Saved entries:
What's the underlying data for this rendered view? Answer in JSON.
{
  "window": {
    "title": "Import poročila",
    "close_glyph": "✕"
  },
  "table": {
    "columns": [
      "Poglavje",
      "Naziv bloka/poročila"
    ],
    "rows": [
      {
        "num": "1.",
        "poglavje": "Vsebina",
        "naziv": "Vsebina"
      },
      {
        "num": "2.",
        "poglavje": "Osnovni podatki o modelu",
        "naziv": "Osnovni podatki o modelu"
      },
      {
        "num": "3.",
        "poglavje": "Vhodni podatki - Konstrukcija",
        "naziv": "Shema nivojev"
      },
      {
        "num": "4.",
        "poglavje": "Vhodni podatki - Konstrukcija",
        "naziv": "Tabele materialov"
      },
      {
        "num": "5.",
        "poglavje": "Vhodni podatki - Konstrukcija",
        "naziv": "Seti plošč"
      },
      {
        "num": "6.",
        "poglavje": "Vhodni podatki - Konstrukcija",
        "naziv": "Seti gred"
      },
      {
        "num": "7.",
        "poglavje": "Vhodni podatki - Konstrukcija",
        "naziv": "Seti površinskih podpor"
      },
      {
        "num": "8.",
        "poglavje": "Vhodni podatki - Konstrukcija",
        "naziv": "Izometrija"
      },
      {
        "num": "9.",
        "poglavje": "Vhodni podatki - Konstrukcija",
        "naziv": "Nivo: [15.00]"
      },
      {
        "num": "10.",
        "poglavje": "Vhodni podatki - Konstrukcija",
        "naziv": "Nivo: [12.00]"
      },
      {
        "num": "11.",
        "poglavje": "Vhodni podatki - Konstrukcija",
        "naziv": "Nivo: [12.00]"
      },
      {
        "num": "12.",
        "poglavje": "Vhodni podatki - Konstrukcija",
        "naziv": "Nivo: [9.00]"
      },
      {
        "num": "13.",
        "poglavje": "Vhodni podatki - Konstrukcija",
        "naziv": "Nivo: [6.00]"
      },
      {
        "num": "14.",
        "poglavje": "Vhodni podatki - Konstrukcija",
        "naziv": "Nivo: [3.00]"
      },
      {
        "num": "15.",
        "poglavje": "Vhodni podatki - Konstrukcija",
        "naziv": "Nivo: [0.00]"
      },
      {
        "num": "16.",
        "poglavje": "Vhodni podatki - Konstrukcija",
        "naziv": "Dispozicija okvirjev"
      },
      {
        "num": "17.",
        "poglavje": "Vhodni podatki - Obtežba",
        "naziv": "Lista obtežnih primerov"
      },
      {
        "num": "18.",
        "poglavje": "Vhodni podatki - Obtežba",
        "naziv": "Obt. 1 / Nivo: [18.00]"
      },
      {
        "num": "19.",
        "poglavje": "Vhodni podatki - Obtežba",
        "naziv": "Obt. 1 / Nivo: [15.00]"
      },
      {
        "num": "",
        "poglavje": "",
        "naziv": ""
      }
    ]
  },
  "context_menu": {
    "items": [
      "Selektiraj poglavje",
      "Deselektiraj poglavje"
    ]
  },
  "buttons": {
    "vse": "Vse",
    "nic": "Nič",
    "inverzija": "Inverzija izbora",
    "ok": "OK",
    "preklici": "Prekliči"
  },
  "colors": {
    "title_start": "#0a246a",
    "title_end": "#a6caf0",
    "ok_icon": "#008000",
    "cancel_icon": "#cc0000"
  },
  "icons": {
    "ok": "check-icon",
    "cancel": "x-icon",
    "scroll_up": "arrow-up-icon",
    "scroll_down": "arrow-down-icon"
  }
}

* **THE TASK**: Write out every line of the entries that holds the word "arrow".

* **EXPECTED OUTPUT**:
    "scroll_up": "arrow-up-icon",
    "scroll_down": "arrow-down-icon"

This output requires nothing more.